|Born||July 7, 1971,|
|5 ft 10 in (1.78 m)|
175 lb (79 kg; 12 st 7 lb)
Asiago Hockey 1935
Grasshopper Club Zürich
SC Rapperswil-Jona Lakers
Nikkō Ice Bucks
Kaufmann was born in Japan was there until age 6 when his family moved back to British Columbia. After working his way through the junior programs, Kaufmann began attending Yale University in the fall of 1989. In his first two seasons with the team, Kaufmann played well but the Bulldogs weren't very good, finishing both years with losing records. Yale and Kaufmann began to see a change in 1991 when his point production nearly doubled and the team posted its first winning season in 5 years. The Bulldogs held firm in Kaufmann's final season but he increased his scoring to more than two points per game and was named an All-American. Kaufmann also set a program record for the most points in a season that stands as of 2021.
After graduating, Kaufmann began his professional career with Asiago but then joined Team Canada for parts of three years. At the tail end of the 1996 season, he signed on with the Portland Pirates and helped the team reach the Calder Cup finals that year. Despite producing in postseason, Kaufmann returned to Europe after the season and played for three teams over the course of the next three years.
In 1999 the Nikkō Ice Bucks were reestablished after a financial crisis and Kaufmann got a chance to return to his first home. He played parts of four years with the club, leading the Bucks in scoring three times, and retired in 2003.
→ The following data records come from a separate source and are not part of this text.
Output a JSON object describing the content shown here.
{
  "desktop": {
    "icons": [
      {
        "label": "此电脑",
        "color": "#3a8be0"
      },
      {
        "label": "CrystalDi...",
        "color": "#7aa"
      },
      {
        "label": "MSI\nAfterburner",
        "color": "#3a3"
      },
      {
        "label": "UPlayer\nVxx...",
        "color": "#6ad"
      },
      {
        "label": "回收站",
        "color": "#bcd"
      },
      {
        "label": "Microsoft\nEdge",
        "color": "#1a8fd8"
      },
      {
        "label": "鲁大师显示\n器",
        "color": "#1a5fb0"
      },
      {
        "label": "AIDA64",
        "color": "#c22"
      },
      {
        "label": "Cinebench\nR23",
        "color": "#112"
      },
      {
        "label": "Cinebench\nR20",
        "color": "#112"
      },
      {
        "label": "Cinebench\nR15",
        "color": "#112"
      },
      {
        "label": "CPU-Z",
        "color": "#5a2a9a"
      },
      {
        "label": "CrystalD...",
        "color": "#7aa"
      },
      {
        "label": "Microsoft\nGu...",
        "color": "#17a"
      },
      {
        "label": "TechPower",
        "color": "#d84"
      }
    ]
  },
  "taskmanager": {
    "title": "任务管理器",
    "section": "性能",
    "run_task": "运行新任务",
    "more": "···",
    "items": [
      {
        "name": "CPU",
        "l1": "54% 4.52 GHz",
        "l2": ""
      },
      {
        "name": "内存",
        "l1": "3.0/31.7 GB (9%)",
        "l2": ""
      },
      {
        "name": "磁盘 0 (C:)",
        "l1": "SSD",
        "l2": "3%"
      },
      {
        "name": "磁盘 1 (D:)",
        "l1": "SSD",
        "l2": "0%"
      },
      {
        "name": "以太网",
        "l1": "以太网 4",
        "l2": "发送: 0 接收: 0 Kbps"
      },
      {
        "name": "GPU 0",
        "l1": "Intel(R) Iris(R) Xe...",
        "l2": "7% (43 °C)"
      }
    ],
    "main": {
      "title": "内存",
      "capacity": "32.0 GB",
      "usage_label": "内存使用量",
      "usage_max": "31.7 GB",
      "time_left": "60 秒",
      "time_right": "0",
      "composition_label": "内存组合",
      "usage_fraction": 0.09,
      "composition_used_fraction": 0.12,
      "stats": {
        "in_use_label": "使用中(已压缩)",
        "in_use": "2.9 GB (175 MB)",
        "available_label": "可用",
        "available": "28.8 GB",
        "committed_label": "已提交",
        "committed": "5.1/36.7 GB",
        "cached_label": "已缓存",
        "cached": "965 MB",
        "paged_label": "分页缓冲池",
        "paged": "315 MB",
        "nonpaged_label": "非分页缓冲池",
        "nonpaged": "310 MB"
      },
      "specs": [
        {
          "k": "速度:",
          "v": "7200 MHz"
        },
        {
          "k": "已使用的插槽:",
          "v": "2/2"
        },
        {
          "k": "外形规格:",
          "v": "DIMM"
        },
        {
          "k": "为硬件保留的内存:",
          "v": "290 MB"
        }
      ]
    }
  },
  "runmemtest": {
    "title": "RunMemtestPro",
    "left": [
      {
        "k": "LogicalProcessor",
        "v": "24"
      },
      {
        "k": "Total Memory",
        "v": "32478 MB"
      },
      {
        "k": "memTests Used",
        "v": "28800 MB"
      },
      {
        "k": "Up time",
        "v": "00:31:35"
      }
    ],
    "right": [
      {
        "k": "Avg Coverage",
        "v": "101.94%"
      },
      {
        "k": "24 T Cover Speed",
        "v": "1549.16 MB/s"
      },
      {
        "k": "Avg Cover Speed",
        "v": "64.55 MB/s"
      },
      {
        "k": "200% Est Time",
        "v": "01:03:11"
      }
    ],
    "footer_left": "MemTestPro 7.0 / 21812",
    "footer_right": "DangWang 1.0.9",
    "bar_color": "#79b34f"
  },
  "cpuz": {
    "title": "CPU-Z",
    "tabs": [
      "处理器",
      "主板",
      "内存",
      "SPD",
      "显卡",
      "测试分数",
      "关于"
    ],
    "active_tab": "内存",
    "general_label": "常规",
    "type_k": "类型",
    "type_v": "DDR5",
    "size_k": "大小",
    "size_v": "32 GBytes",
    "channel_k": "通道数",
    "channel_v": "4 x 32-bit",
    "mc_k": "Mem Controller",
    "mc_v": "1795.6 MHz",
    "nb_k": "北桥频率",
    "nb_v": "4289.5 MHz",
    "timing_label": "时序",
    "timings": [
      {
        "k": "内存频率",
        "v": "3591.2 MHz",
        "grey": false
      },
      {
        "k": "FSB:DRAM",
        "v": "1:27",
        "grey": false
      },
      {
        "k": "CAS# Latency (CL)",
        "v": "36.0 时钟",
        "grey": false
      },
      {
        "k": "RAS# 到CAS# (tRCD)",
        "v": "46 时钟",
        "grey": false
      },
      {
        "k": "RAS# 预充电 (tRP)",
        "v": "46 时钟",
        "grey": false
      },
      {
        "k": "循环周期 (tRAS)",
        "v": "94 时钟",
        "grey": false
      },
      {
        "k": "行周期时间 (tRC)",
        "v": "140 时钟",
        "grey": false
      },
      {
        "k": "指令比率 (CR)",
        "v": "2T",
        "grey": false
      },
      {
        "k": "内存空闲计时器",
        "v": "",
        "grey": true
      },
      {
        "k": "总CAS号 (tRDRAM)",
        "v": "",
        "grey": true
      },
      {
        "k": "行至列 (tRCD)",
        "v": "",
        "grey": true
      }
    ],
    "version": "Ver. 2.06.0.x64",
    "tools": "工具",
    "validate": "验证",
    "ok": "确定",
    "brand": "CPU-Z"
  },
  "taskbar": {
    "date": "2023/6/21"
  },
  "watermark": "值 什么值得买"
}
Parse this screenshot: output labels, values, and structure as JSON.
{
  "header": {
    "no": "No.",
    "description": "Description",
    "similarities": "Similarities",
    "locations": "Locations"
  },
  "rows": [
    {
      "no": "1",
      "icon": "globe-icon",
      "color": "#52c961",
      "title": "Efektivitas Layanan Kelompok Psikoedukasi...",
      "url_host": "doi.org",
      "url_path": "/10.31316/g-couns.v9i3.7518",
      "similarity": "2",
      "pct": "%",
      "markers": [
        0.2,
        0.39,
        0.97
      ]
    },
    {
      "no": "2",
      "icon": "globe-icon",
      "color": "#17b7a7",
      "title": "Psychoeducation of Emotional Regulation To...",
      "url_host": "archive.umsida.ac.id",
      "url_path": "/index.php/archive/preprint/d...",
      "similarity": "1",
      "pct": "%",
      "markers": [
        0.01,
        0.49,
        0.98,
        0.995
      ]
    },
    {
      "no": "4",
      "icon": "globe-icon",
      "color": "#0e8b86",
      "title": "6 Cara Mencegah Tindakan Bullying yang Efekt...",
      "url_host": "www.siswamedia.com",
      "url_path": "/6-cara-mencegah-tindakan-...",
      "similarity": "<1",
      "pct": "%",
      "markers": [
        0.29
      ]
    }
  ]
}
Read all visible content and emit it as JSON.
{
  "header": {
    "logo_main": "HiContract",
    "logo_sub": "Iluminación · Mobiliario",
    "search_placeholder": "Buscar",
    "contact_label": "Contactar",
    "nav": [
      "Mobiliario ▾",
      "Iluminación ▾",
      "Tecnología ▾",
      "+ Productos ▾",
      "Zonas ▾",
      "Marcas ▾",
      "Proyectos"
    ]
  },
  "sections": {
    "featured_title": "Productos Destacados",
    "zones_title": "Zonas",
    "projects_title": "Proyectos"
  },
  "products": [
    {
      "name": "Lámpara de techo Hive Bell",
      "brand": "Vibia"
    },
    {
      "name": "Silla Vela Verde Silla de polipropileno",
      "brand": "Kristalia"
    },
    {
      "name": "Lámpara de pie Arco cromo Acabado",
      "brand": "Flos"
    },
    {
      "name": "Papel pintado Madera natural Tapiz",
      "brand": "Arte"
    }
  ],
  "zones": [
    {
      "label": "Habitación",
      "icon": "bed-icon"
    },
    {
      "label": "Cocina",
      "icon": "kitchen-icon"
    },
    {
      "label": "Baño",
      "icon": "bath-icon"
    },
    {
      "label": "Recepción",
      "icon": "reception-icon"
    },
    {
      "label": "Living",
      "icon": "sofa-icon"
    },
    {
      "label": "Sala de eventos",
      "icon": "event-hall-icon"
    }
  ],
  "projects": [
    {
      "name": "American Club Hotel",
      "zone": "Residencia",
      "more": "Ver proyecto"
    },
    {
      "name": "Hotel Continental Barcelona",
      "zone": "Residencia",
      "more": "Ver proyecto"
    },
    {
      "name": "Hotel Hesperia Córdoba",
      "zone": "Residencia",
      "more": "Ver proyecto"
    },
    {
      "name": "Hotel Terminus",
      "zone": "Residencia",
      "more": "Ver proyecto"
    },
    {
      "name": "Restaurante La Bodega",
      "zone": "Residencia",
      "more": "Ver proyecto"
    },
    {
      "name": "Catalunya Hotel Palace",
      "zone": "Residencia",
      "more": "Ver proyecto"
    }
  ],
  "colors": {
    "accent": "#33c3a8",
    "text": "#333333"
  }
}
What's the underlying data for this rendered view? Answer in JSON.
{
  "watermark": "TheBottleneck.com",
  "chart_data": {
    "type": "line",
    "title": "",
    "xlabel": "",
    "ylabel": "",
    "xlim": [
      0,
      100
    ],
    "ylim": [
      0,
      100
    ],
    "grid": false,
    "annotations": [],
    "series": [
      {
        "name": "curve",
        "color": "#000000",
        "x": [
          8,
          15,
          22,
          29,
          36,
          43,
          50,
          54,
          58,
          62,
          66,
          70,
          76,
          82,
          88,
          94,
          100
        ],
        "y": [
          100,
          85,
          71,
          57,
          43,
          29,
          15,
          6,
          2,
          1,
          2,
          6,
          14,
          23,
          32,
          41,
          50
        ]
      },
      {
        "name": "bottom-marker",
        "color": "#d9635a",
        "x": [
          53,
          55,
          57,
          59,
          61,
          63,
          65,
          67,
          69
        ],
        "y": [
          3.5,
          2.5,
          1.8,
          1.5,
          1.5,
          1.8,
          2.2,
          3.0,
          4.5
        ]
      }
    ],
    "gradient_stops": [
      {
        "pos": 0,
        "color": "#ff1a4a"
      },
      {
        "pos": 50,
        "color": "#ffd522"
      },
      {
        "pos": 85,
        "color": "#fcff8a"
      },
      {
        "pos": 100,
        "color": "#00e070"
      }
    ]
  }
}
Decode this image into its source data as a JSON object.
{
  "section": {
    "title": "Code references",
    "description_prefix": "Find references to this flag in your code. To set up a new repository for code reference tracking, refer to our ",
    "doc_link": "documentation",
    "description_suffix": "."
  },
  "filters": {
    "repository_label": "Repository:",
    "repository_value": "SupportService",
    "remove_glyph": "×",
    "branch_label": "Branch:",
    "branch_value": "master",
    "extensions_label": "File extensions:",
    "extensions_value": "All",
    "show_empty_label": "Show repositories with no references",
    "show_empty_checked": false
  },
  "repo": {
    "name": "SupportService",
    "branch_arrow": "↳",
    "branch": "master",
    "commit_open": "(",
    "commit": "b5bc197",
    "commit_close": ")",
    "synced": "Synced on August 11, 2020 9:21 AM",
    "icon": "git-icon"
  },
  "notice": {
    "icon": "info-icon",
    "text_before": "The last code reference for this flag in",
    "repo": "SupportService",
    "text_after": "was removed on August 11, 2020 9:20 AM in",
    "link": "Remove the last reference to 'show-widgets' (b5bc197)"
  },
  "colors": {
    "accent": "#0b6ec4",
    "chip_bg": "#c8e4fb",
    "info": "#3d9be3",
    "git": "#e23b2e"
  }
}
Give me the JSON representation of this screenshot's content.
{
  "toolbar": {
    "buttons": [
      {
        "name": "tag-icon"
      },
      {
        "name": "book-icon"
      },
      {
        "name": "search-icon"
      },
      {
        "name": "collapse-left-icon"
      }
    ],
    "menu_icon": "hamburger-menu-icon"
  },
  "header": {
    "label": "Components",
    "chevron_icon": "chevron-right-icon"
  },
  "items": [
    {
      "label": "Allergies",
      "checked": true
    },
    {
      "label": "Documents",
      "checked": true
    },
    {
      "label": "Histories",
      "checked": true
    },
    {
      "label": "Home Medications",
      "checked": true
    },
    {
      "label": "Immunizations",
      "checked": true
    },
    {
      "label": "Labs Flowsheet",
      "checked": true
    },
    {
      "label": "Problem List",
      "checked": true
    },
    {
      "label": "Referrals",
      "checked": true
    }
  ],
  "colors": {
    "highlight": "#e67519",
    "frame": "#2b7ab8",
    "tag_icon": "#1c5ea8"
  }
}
While he had been pursuing his hockey career, Kaufmann had been working part-time as a software designer. As his playing career was coming to a close, he transitioned into linguistic training and worked with the Linguistic Institute until co-founding his own company, LingQ in 2007. He continued to work as the CEO of LingQ while also serving as President of KP Logix, a software company located in the Vancouver area.
Regular season and playoffs
|1993–94||HC Asiago||Serie A||20||13||18||31||—||—||—||—||—||—|
|1997–98||Grasshopper Club Zürich||NLB||38||31||46||77||24||5||2||2||4||2|
|1998–99||Grasshopper Club Zürich||NLB||40||26||29||55||36||3||1||1||2||4|
|1998–99||SC Rapperswil-Jona Lakers||NLA||—||—||—||—||—||3||0||0||0||0|
|1999–00||Nikkō Ice Bucks||JIHL||15||7||7||14||10||—||—||—||—||—|
|2000–01||Nikkō Ice Bucks||JIHL||40||25||30||55||—||—||—||—||—||—|
|2001–02||Nikkō Ice Bucks||JIHL||38||28||36||64||—||—||—||—||—||—|
|2002–03||Nikkō Ice Bucks||JIHL||22||15||17||32||—||—||—||—||—||—|
Awards and honors
|ECAC Hockey All-Rookie Team||1989–90|||
|All-ECAC Hockey First Team||1991–92|||
|All-ECAC Hockey First Team||1992–93|||
|AHCA East Second-Team All-American||1992–93|||
- "Men's Ice Hockey Award Winners", NCAA.org.
- "Learn English: English LingQ Podcast #3: Mark Kaufmann Talks About His Hockey Career", YouTube, December 15, 2020.
- YALE MEN'S HOCKEY RESULTS, 1895 -2019. Yale Bulldogs.
- YALE HOCKEY RECORDS, STAT LEADER. Yale Bulldogs.
- Mark kaufmann. Linked In.[self-published]
- "ECAC All-Rookie Teams", College Hockey Historical Archives.
- "ECAC All-Teams", College Hockey Historical Archives.
- Biographical information and career statistics from NHL.com, or Eliteprospects.com, or ESPN.com, or Eurohockey.com, or Hockey-Reference.com, or The Internet Hockey Database
|This page uses content from Wikipedia. The original article was at Mark Kaufmann. The list of authors can be seen in the page history. As with Ice Hockey Wiki, the text of Wikipedia is available under the Creative Commons Attribution-Share Alike License 3.0 (Unported) (CC-BY-SA).|